I would hunt around for it, there are several solutions that can be found offering 5% (typically capped for $5K and for a year) savings accounts and CDs from smaller Credit Unions, or side offerings for weird things like the Paypal debit card.  I think I could put together close to 5% with a bit of effort, which I am willing to do for my money.  And yes, if that failed due to seasonality of the offerings my certainty of getting 2-3% is very high, so yes, worst case I was looking at the spread between 2-3% and 4.6% being the opportunity cost for not being in the market.

The $5,678 was a number I picked that was close to your ballpark numbers for stock market investing, I was showing how a stable 4.6% compounded over the same 10 year period would provide more income than your example of large gains due to the losses that you factored in.  If you are happy with making $5625 then why not instead seek out a way to earn that without being 'all in' the market, you can get there or very close to it without the risk.

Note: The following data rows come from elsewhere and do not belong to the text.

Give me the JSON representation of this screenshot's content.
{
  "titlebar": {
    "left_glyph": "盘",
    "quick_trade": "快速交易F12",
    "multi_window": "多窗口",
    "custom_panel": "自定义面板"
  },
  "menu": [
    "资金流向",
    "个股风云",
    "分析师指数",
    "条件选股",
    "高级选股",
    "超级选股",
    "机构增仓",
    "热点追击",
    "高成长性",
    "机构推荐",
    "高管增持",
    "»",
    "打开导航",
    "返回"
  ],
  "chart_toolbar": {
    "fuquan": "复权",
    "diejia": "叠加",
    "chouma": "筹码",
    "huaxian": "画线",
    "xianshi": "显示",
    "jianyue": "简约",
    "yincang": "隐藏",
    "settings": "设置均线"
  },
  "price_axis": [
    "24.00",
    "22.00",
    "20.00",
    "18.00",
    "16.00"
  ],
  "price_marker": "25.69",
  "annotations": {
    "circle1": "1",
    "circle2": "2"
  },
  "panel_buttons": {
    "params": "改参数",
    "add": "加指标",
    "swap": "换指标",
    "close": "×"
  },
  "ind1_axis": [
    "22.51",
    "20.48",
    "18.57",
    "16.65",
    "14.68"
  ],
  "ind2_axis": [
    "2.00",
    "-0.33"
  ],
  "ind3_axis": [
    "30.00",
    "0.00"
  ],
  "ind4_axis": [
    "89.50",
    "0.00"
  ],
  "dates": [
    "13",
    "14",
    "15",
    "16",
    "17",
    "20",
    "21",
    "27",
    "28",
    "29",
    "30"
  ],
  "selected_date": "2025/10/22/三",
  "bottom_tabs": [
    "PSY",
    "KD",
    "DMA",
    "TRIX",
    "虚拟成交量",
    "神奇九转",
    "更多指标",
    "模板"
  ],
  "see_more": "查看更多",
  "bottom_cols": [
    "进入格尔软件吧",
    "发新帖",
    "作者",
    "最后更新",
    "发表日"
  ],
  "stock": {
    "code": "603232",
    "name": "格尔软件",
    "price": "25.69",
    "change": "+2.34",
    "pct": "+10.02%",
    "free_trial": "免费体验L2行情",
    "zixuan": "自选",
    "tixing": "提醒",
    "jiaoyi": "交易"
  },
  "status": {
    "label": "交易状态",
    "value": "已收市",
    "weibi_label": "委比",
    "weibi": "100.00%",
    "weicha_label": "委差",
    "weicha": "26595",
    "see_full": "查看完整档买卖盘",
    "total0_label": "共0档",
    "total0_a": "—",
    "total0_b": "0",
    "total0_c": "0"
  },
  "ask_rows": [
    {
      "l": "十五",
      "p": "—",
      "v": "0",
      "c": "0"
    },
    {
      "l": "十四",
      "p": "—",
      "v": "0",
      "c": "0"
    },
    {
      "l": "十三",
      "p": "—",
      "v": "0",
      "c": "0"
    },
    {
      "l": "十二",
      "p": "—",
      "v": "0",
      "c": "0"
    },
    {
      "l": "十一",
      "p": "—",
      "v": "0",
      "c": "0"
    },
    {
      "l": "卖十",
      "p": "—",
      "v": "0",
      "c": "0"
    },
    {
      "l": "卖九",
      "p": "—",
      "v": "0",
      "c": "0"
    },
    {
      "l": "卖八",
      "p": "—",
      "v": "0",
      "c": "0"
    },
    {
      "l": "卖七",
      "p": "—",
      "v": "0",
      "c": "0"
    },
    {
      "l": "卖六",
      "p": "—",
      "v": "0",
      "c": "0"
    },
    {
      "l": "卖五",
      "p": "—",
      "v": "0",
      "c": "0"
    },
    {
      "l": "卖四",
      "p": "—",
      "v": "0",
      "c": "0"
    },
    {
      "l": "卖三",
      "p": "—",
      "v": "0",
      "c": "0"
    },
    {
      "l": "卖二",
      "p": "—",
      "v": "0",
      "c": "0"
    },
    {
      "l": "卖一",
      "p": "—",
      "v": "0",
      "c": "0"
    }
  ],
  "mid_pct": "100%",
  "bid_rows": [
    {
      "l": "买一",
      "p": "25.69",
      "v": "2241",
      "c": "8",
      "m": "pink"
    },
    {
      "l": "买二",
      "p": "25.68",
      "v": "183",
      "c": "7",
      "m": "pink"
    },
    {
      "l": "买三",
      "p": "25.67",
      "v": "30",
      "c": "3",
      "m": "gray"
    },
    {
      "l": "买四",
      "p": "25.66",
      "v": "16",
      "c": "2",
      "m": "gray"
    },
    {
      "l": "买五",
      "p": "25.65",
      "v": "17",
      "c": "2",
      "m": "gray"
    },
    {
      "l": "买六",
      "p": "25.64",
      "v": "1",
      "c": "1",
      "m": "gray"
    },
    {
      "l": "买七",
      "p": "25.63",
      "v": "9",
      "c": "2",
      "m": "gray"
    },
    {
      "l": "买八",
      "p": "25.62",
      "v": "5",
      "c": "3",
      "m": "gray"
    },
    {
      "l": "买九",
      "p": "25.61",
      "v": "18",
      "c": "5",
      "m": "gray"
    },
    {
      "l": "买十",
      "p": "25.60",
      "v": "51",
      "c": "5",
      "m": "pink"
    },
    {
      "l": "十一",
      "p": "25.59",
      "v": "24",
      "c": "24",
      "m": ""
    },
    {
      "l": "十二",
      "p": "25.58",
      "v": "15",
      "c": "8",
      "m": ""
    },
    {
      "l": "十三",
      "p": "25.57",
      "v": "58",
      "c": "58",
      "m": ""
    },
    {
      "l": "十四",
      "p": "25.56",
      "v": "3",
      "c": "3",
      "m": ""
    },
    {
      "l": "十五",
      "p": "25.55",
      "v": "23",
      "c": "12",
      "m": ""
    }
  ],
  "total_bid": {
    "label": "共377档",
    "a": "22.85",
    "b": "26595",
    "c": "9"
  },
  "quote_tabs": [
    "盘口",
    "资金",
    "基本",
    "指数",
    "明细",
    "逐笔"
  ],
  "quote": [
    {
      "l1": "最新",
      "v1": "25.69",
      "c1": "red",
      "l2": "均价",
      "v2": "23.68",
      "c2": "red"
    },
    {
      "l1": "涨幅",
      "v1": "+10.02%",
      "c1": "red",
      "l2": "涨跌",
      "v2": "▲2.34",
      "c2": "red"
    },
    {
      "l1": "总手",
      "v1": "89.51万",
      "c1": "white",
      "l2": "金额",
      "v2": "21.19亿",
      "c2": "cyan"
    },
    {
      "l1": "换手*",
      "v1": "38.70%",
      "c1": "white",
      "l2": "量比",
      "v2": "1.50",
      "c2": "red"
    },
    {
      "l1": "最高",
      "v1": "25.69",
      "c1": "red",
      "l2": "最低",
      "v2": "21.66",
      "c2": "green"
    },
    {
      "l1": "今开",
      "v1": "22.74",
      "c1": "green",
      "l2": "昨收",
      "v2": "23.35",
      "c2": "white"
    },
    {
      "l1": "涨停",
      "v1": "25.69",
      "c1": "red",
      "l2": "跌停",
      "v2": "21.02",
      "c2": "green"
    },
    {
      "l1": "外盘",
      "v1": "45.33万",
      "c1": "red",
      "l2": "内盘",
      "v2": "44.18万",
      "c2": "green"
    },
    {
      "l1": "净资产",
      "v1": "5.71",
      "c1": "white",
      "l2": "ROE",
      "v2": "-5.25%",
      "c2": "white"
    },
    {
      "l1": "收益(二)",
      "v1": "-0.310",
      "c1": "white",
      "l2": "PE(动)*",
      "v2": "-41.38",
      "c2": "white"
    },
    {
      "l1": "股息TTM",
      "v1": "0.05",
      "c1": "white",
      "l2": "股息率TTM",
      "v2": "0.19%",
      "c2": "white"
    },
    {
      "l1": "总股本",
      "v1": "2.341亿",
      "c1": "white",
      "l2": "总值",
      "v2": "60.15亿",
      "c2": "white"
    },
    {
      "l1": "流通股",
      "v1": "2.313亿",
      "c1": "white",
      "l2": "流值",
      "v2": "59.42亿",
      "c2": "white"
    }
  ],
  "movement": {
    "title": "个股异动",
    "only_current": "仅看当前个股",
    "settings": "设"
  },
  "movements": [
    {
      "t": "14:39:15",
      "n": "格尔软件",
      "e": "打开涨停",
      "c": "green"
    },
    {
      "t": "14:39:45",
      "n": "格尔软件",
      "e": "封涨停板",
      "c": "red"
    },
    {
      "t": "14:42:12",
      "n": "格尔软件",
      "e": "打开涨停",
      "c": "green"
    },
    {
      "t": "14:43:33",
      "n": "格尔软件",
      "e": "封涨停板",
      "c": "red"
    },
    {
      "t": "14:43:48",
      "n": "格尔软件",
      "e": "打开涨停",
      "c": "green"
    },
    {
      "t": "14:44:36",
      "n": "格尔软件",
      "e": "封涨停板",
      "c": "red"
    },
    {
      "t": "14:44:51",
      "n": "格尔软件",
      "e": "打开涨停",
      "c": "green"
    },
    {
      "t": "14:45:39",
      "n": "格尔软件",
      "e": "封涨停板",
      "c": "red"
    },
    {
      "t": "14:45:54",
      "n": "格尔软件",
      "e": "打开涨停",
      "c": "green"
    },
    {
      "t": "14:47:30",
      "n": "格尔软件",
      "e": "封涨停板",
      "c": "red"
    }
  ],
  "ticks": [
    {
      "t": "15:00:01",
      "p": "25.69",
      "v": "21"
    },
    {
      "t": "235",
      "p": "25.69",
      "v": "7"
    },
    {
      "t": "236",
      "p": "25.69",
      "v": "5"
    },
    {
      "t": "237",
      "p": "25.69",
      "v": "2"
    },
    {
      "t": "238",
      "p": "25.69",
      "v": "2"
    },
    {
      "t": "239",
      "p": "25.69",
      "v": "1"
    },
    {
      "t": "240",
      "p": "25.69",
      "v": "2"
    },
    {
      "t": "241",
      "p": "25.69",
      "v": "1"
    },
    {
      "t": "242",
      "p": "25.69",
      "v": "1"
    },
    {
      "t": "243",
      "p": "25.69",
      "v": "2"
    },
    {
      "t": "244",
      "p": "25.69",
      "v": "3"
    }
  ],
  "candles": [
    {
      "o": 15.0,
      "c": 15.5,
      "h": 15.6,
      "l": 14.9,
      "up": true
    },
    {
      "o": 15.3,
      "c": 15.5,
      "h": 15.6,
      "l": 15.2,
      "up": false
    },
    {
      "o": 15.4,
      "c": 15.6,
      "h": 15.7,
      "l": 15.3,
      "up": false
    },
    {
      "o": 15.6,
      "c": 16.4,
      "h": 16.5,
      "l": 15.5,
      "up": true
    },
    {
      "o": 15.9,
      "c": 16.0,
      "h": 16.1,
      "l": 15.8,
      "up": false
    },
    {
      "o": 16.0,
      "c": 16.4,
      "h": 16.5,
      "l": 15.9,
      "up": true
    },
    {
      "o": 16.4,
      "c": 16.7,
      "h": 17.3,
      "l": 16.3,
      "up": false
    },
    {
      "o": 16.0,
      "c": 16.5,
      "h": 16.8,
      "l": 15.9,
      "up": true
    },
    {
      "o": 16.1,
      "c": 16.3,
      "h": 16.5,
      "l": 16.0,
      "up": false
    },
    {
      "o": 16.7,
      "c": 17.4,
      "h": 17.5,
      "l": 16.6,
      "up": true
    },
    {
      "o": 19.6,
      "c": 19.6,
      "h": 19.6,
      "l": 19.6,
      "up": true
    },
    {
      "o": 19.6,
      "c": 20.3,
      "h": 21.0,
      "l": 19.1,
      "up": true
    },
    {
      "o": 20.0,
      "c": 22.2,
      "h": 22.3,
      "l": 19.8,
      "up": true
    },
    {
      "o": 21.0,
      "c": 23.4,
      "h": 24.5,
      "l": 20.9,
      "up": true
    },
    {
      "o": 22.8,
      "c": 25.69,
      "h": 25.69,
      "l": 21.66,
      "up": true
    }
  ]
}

For me that sounds like a win/win?

FastStache

  • Bristles
  • ***
  • Posts: 257
Re: Portion of Emergency Fund in Roth IRA
« Reply #56 on: February 10, 2014, 09:11:27 PM »
Looking for some safe suggestions on where to put my Roth IRA contribution for 2013 since this is still part of my emergency fund. If nothing goes wrong for me this year, my future contributions will certainly be more aggressive. I might even be willing to move my safe contribution of other options in the future.

Bonds or CDs at Vanguard for the time being?